How Do You Start a Wrongful Death Claim in New York?
To start a wrongful death claim in Greece, New York, you need to first determine which persons are eligible to bring a wrongful death claim. The personal representative of the deceased person’s estate is in most cases the one responsible for starting a wrongful death claim. For the defendant to be found guilty of wrongful death, the plaintiff is required to prove the 4 elements discussed above.
To bring a successful wrongful death claim, you have the burden of proving each of these elements. To make a strong claim, you require the services of a knowledgeable lawyer such as those at Cellino Law to help you gather the necessary evidence for your case.
What Is the Difference Between a Wrongful Death Claim and an Estate Claim?
Wrongful death claims center around the deceased’s family and allow the personal representative of their estate to file a suit for damages and receive damages. Estate claims, which are also known as survival claims center around the suffering of the deceased as opposed to the financial losses suffered by the beneficiaries of the deceased. Estate claims allow the estate to be awarded damages the deceased could have recovered if they had recovered.
File Your Claim With Our Greece Wrongful Death Lawyers
Losing a loved one due to the negligent actions of another party can be devastating, which is why it is important to ensure that the negligent party is held liable for their actions. A wrongful death claim is the best way to do just that.
If you have lost a loved one due to another party’s negligent actions, you may be eligible to make a wrongful death claim. The wrongful death lawyers at Cellino law can help you get the compensation you rightfully deserve.

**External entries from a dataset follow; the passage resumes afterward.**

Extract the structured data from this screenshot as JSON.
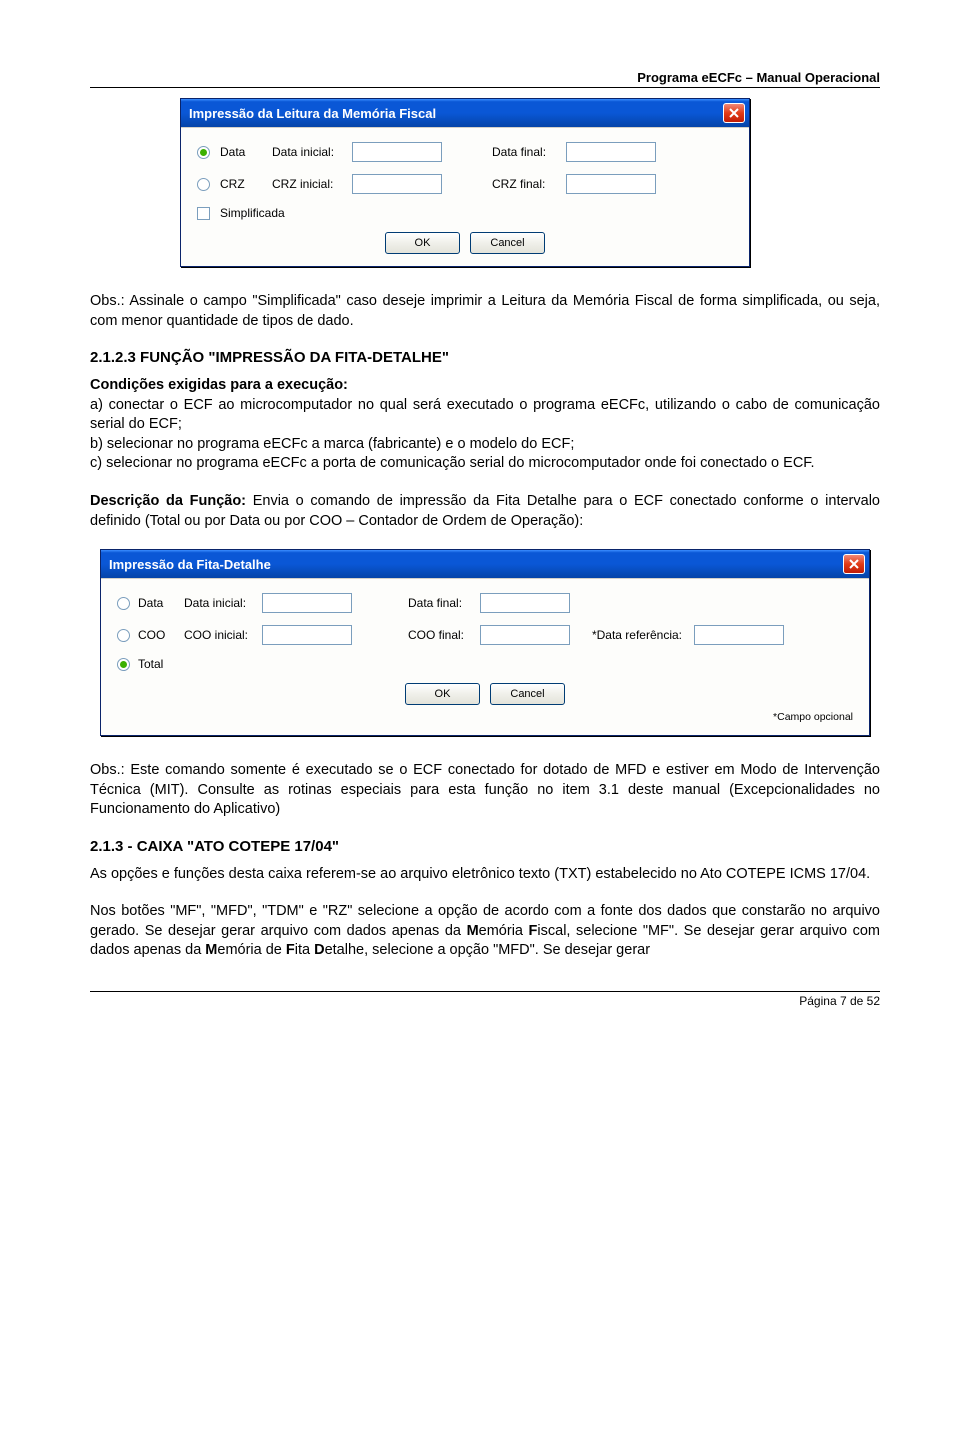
{
  "header": {
    "title": "Programa eECFc – Manual Operacional"
  },
  "dialog1": {
    "title": "Impressão da Leitura da Memória Fiscal",
    "row1": {
      "radio_label": "Data",
      "label_left": "Data inicial:",
      "label_right": "Data final:"
    },
    "row2": {
      "radio_label": "CRZ",
      "label_left": "CRZ inicial:",
      "label_right": "CRZ final:"
    },
    "check_label": "Simplificada",
    "ok": "OK",
    "cancel": "Cancel"
  },
  "para1": "Obs.: Assinale o campo \"Simplificada\" caso deseje imprimir a Leitura da Memória Fiscal de forma simplificada, ou seja, com menor quantidade de tipos de dado.",
  "sec1": {
    "heading": "2.1.2.3 FUNÇÃO \"IMPRESSÃO DA FITA-DETALHE\""
  },
  "para2_label": "Condições exigidas para a execução:",
  "para2": "a) conectar o ECF ao microcomputador no qual será executado o programa eECFc, utilizando o cabo de comunicação serial do ECF;\nb) selecionar no programa eECFc a marca (fabricante) e o modelo do ECF;\nc) selecionar no programa eECFc a porta de comunicação serial do microcomputador onde foi conectado o ECF.",
  "para3_label": "Descrição da Função:",
  "para3": " Envia o comando de impressão da Fita Detalhe para o ECF conectado conforme o intervalo definido (Total ou por Data ou por COO – Contador de Ordem de Operação):",
  "dialog2": {
    "title": "Impressão da Fita-Detalhe",
    "row1": {
      "radio_label": "Data",
      "label_left": "Data inicial:",
      "label_right": "Data final:"
    },
    "row2": {
      "radio_label": "COO",
      "label_left": "COO inicial:",
      "label_right": "COO final:",
      "ref_label": "*Data referência:"
    },
    "row3": {
      "radio_label": "Total"
    },
    "ok": "OK",
    "cancel": "Cancel",
    "optional": "*Campo opcional"
  },
  "para4": "Obs.: Este comando somente é executado se o ECF conectado for dotado de MFD e estiver em Modo de Intervenção Técnica (MIT). Consulte as rotinas especiais para esta função no item 3.1 deste manual (Excepcionalidades no Funcionamento do Aplicativo)",
  "sec2": {
    "heading": "2.1.3 - CAIXA \"ATO COTEPE 17/04\""
  },
  "para5": "As opções e funções desta caixa referem-se ao arquivo eletrônico texto (TXT) estabelecido no Ato COTEPE ICMS 17/04.",
  "para6_a": "Nos botões \"MF\", \"MFD\", \"TDM\" e \"RZ\" selecione a opção de acordo com a fonte dos dados que constarão no arquivo gerado. Se desejar gerar arquivo com dados apenas da ",
  "para6_b": "emória ",
  "para6_c": "iscal, selecione \"MF\". Se desejar gerar arquivo com dados apenas da ",
  "para6_d": "emória de ",
  "para6_e": "ita ",
  "para6_f": "etalhe, selecione a opção \"MFD\". Se desejar gerar",
  "bold": {
    "M1": "M",
    "F1": "F",
    "M2": "M",
    "F2": "F",
    "D1": "D"
  },
  "footer": {
    "page": "Página 7 de 52"
  }
}
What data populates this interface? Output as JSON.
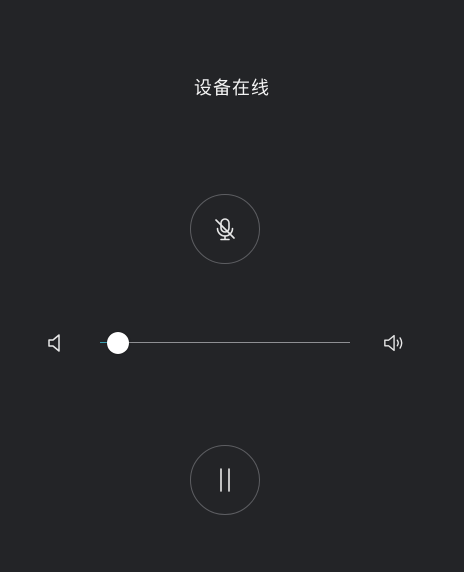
{
  "status": {
    "title": "设备在线"
  },
  "controls": {
    "mic_icon": "mic-off-icon",
    "pause_icon": "pause-icon",
    "volume_low_icon": "volume-low-icon",
    "volume_high_icon": "volume-high-icon"
  },
  "volume": {
    "level": 0.07
  },
  "colors": {
    "background": "#232427",
    "text": "#f2f2f2",
    "slider_fill": "#3a9fb0"
  }
}
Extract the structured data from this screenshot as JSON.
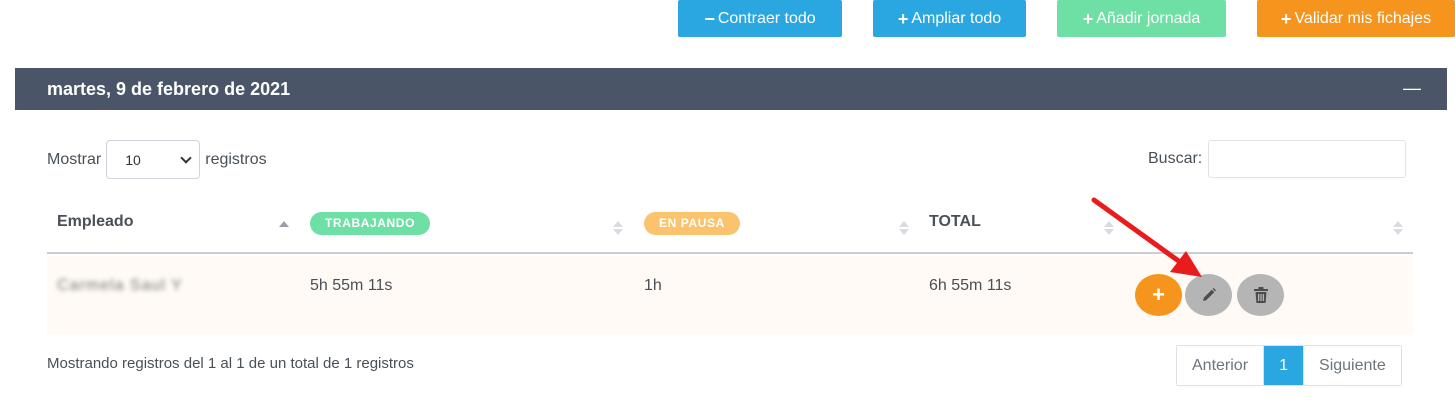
{
  "toolbar": {
    "collapse_all": "Contraer todo",
    "expand_all": "Ampliar todo",
    "add_day": "Añadir jornada",
    "validate": "Validar mis fichajes"
  },
  "day_card": {
    "date": "martes, 9 de febrero de 2021",
    "minimize_symbol": "—"
  },
  "table_controls": {
    "show_label": "Mostrar",
    "page_size": "10",
    "records_label": "registros",
    "search_label": "Buscar:",
    "search_value": ""
  },
  "table": {
    "headers": {
      "employee": "Empleado",
      "working": "TRABAJANDO",
      "paused": "EN PAUSA",
      "total": "TOTAL"
    },
    "rows": [
      {
        "employee": "Carmela Saul Y",
        "working": "5h 55m 11s",
        "paused": "1h",
        "total": "6h 55m 11s"
      }
    ]
  },
  "footer": {
    "info": "Mostrando registros del 1 al 1 de un total de 1 registros",
    "prev": "Anterior",
    "current_page": "1",
    "next": "Siguiente"
  },
  "colors": {
    "primary": "#2aa7e1",
    "success": "#6ee0a6",
    "warning": "#f5951d",
    "header_bg": "#4a5668",
    "arrow": "#e81c1c"
  },
  "icons": {
    "collapse": "minus-icon",
    "expand": "plus-icon",
    "add": "plus-icon",
    "validate": "plus-icon",
    "edit": "pencil-icon",
    "delete": "trash-icon"
  }
}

For more information or to schedule your free, no-obligation, initial consultation today, call us at (800) 555-5555 or fill out the form provided. We are looking forward to helping you get justice for the loved one you lost.